Inscrit le: 08 Mai 2016
|Posté le: Dim 9 Juil - 11:29 (2017) Sujet du message: English Fairy Tales
English Fairy Tales: - ST. GEORGE OF MERRIE ENGLAND - THE STORY OF THE THREE BEARS - TOM-TIT-TOT - THE GOLDEN SNUFF-BOX - TATTERCOATS - THE THREE FEATHERS - LAZY JACK - JACK THE GIANT-KILLER - THE THREE SILLIES - THE GOLDEN BALL - THE TWO SISTERS - THE LAIDLY WORM - TITTY MOUSE AND TATTY MOUSE - JACK AND THE BEANSTALK - THE BLACK BULL OF NORROWAY - CATSKIN - THE THREE LITTLE PIGS - NIX NAUGHT NOTHING - MR. AND MRS. VINEGAR - THE TRUE HISTORY OF SIR THOMAS THUMB - HENNY-PENNY - THE THREE HEADS OF THE WELL - MR. FOX - DICK WHITTINGTON AND HIS CAT - THE OLD WOMAN AND HER PIG - THE WEE BANNOCK - HOW JACK WENT OUT TO SEEK HIS FORTUNE - THE BOGEY-BEAST - LITTLE RED RIDING HOOD - CHILDE ROWLAND - THE WISE MEN OF GOTHAM OF BUYING OF - - SHEEP OF HEDGING A CUCKOO OF SENDING CHEESES OF DROWNING EELS OF SENDING RENT OF COUNTING - CAPORUSHES - THE BABES IN THE WOOD - THE RED ETTIN - THE FISH AND THE RING - LAWKAMERCYME - MASTER OF ALL MASTERS - MOLLY WHUPPIE AND THE DOUBLE-FACED GIANT - THE ASS, THE TABLE, AND THE STICK - THE WELL OF THE WORLD'S END - THE ROSE TREE THE THREE SILLIES ONCE upon a time, when folk were not so wi-se as they are nowadays, there lived a farmer and his wife who had one daughter. And she, being a pretty lass, was courted by the young squire when he came home from his travels. Now every evening he would stroll over from the Hall to see her and stop to supper in the farmhouse, and every evening the daughter would go down into the cellar to draw the cider for sup-per.
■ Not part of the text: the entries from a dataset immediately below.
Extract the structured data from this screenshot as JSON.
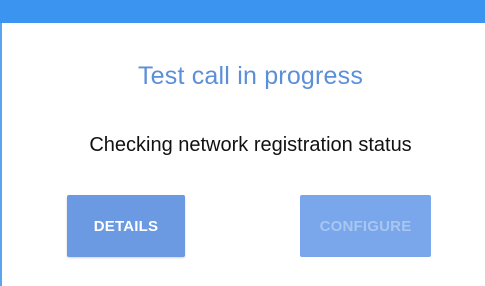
{
  "dialog": {
    "title": "Test call in progress",
    "message": "Checking network registration status",
    "buttons": {
      "details_label": "DETAILS",
      "configure_label": "CONFIGURE"
    }
  },
  "colors": {
    "top_bar": "#3b94f0",
    "title": "#5b8fd9",
    "details_button": "#6b9ae3",
    "configure_button": "#7aa7eb",
    "configure_text": "#a9c6f0"
  }
}
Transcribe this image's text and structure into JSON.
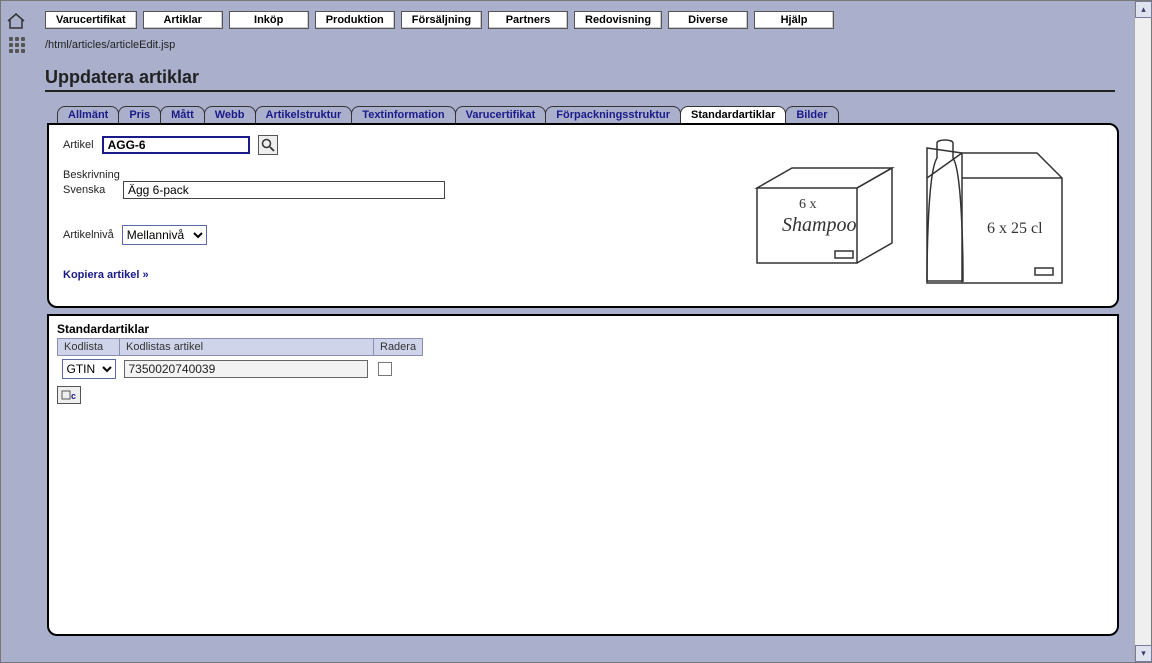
{
  "menu": [
    "Varucertifikat",
    "Artiklar",
    "Inköp",
    "Produktion",
    "Försäljning",
    "Partners",
    "Redovisning",
    "Diverse",
    "Hjälp"
  ],
  "breadcrumb": "/html/articles/articleEdit.jsp",
  "page_title": "Uppdatera artiklar",
  "tabs": [
    "Allmänt",
    "Pris",
    "Mått",
    "Webb",
    "Artikelstruktur",
    "Textinformation",
    "Varucertifikat",
    "Förpackningsstruktur",
    "Standardartiklar",
    "Bilder"
  ],
  "active_tab_index": 8,
  "form": {
    "article_label": "Artikel",
    "article_value": "AGG-6",
    "desc_heading": "Beskrivning",
    "desc_lang_label": "Svenska",
    "desc_value": "Ägg 6-pack",
    "level_label": "Artikelnivå",
    "level_value": "Mellannivå",
    "copy_link": "Kopiera artikel »"
  },
  "section": {
    "title": "Standardartiklar",
    "col_kodlista": "Kodlista",
    "col_kodlistas_artikel": "Kodlistas artikel",
    "col_radera": "Radera",
    "row": {
      "kodlista": "GTIN",
      "kodlistas_artikel": "7350020740039"
    }
  }
}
So one evening when she had gone down to draw the cider and had turned the tap as usual, she happened to look up at the ceiling, and there she saw a big wooden mallet stuck in one of the beams. It must have been there for ages and ages, for it was all covered with cobwebs; but somehow or another she had never noticed it before, and at once she began thinking how dangerous it was to have the mallet just there. "For," thought she, "supposing him and me was married, and supposing we was to have a son, and supposing he were to grow up to be a man, and supposing he were to come down to draw ci-der like as I'm doing, and supposing the mallet were to fall on his head and kill him, how dreadful it would be!" And with that she put down the candle she was carrying and seating herself on a cask began to cry. And she cried and cried and cried. Now, upstairs, they began to wonder why she was so long drawing the cider; so after a time her mother went down to the cellar to see what had come to her and found her, seated on the cask, crying ever so hard, and the cider running all over the floor. "Lawks a mercy me!" cried her mother, "wha-tever is the matter?" "Oh, mother!" says she between her sobs, "it's that horrid mallet. Supposing him and me was married and supposing we was to have a son, and supposing he was to grow up to be a man, and supposing he was to come down to draw cider like as I'm doing, and supposing the mallet were to fall on his head and kill him, how dreadful it would be!" "Dear heart!" said the mother, seating herself beside her daughter and beginning to cry: "How dreadful it would be!" So they both sat a-crying. Now after a time, when they did not come back, the farmer began to wonder what had happened, and going down to the cellar found them seated side by side on the cask, crying hard, and the cider running all over the floor. "Zounds!" says he, "whatever is the matter?" "Just look at that horrid mallet up there, fat-her," moaned the mother. "Supposing our daugh-ter was to marry her sweetheart, and supposing they was to have a son, and supposing he was to grow to man's estate, and supposing he was to come down to draw cider like as we're doing, and supposing that there mallet was to fall on his head and kill him, how dreadful it would be!"
bound: 410 pages
publisher: CreateSpace Independent Publishing Platform; First Edition edition (May 19, 2017)
isbn: 1546808582, 978-1546808589,
weight: 1.3 pounds (